The misery around me is snow and ice. I slip with my heavy bag, why is no one else slipping? I’m clearly the newcomer here, my first time in temperatures of -18. “Welcome to Norway, Sean my dear” – It’s great to hear Nizam’s voice again even if it is only on my answerphone – but it is impossible to comprehend how he can tolerate this cold. How did the ‘Road to Damascus’ lead us here?
I’m freezing. My ears worst, then my nose. My nose runs a little bit, and then it freezes on some nose hair. A brave painful tug removes the tiny snot ridden icicle. A homeless guy sits staring at me. How can he sit there in this weather?
I continue delicately making my way down a dirty public staircase. Is this the clean Norway life Nizam told me about? I spot a film of oil that makes beautiful colours down the dirty stairs, oil can’t freeze I tell myself, then it dawns on me that this is another oil rich nation I have found myself in, just like Iraq, Iraqi’s always blame the oil for the war – ‘We had to share it with the American’s’ – but here in Norway it’s peaceful. Why don’t they have to share their oil with the Americans? Maybe Norway will be invaded next? I doubt it; Norway is far too cold for American GI’s.
With a tiny population of only 5 million Norway is one of richest countries in the world. I am always fascinated where the oil money goes and how it reaches the people. The oil money goes to provide better social services I am told, that is why immigrants want to come here they say.
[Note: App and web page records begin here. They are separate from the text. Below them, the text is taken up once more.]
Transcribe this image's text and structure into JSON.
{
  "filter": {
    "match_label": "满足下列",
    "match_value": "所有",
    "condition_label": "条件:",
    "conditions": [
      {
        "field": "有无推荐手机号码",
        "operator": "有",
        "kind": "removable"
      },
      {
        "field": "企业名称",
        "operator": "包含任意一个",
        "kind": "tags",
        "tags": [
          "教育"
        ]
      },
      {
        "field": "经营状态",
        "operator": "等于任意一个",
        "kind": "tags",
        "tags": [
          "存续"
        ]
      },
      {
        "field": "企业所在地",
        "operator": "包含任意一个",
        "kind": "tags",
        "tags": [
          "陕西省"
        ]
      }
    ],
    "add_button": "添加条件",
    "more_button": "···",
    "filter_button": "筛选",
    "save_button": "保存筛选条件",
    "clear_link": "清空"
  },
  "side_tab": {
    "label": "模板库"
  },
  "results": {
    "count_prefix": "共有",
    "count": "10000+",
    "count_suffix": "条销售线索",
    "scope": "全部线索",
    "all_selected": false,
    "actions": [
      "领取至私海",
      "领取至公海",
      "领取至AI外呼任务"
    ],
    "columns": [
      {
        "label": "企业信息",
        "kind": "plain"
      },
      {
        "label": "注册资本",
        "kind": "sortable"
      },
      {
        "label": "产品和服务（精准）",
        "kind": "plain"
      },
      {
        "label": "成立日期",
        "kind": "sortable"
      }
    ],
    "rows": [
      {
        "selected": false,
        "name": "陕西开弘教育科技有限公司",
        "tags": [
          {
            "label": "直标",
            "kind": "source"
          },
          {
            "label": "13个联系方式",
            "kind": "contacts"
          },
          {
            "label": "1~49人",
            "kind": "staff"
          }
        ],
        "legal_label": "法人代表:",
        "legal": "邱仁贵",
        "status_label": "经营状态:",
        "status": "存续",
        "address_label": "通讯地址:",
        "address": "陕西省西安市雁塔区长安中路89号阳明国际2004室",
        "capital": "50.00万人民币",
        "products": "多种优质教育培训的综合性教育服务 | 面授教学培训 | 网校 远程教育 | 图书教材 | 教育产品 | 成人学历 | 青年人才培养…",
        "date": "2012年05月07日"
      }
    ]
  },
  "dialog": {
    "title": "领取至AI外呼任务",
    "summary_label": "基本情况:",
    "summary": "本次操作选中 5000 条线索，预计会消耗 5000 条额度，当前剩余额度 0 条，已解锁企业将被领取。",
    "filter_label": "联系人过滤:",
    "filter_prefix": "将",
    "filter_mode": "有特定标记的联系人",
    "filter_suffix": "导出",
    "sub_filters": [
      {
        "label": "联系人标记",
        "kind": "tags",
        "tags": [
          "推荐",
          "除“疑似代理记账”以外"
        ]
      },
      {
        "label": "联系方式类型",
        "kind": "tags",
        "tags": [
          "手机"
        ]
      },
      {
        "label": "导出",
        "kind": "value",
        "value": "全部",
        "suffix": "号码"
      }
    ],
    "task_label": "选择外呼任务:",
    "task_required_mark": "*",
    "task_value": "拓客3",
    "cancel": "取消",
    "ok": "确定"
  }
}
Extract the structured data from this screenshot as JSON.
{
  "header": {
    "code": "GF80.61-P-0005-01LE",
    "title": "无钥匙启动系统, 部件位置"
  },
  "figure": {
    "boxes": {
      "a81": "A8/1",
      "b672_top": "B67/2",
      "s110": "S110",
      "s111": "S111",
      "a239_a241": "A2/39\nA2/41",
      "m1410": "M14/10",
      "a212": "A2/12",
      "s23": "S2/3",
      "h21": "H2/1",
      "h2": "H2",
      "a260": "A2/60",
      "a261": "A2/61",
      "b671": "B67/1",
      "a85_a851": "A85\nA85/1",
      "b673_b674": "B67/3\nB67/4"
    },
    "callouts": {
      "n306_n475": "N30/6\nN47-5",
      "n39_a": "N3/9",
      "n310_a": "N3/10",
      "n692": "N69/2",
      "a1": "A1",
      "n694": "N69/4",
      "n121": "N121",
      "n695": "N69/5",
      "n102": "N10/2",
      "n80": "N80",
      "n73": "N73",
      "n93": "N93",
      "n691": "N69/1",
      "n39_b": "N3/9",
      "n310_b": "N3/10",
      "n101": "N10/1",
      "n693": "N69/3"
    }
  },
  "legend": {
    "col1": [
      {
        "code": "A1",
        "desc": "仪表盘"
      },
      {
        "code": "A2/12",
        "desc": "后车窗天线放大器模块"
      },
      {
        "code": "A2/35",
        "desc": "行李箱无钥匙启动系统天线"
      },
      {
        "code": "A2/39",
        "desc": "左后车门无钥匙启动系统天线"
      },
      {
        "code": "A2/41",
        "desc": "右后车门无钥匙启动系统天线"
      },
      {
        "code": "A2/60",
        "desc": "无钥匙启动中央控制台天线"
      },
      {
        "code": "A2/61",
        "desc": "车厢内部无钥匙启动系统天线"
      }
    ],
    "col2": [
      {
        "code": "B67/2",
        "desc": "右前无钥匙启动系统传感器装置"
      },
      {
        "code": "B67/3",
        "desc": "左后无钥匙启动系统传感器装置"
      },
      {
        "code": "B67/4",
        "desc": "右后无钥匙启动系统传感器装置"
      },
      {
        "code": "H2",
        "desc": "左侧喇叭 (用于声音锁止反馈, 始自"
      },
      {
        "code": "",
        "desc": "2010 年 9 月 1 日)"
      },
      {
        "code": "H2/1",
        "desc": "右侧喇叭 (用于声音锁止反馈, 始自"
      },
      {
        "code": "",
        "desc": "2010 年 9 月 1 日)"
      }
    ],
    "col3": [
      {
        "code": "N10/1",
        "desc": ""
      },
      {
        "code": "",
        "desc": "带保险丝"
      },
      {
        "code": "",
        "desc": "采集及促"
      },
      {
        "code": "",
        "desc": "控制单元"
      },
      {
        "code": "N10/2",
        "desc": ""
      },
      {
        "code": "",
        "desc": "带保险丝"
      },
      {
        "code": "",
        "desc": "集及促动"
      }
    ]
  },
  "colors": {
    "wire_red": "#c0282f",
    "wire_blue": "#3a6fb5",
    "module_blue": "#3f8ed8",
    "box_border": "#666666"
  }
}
People will always follow the money I reply, it is the natural way of things.
I pass some prostitutes standing in the freezing cold outside of my hostel, I refuse to imagine how can they have sex in this weather, as I climb the stairs again and disappear into my room to wait for Nizam.
Woke this morning by a bomb blast, 8.30. Turn on the news and wait to hear what is was. 22 minutes later I find out that a suicide-bomber tried killing a Government minister but ended up killing 4 of his guards. I go for a swim to remove myself from the war zone, then to a shop outside our heavily guarded hotel complex. The shopkeeper is a friendly 27 year old with a good command of English. I am looking for Lurpak butter but he has just sold out. The great thing about newly liberated Iraq are the imports never seen before, luxuries like Lurpak. I fancy mash and beans for lunch despite the horrendous heat. I’d seen baked beans about somewhere but couldn’t remember where. I make do with processed peas. The shop-owner wants a girl friend. I tell him of the Iraqi girls I’d seen swimming in the hotel pool, “No I want English girl” he says. He starts drawing a diagram to help explain to me that 95 % of Iraqi’s don’t have sex before marriage and the 5% that do are dirty. “Are they prostitutes?” I ask.. “Yes” he says and shakes his head disapprovingly. We are interrupted by a man who enters holding a piece of paper. The man doesn’t speak. The shop owner hands the man 500 dinar, about 20p, the man nods and leaves. The shop owner tells me that the man can’t speak, he had his tongue cut out for speaking against Saddam. I watch the man wander outside looking for his next call of charity. I pause to think about what this man may have said to receive such a punishment. He looks destroyed, destitute and helpless. Whatever he said, this form of punishment has finished this human being. Perhaps he was a brave man that once stood-up and spoke-out against the tyranny of Saddam, when everyone else was so scared to even think bad things against him. Or maybe he’d lost it one night and swore against Saddam in a rage, a neighbour overheard him and grassed him up to the intelligence. Whatever it was, I had an admiration for him and a sadness. I watched as he strolled off in his well dressed suit looking for more charity. The shop owner tells me that his father was killed on the front line in the Iran war when he was 7. As the oldest child in a family of 4 he took on the fatherly responsibilities to look after his family. We return to my dilemma about finding Lurpak butter, he tells me to try the store next door. Next door they only have Iraqi butter, I am eager to try it. It cost 30p. I go back to my room and mash my potatoes, dropping huge dollops of Iraqi butter into it and it tastes fantastic. As I eat I can’t stop thinking of the man with no tongue. Sometimes, almost by accident you come across the brutality that ruled this land for far too long and you see the reality of what Saddam has done. I feel awkward about the war but happy that this monster has gone. The shop-keeper who was so happy about the war despite the chaos today told me “Bush deserves a place in heaven, he got rid of Saddam. The Americans can have all the oil they want.”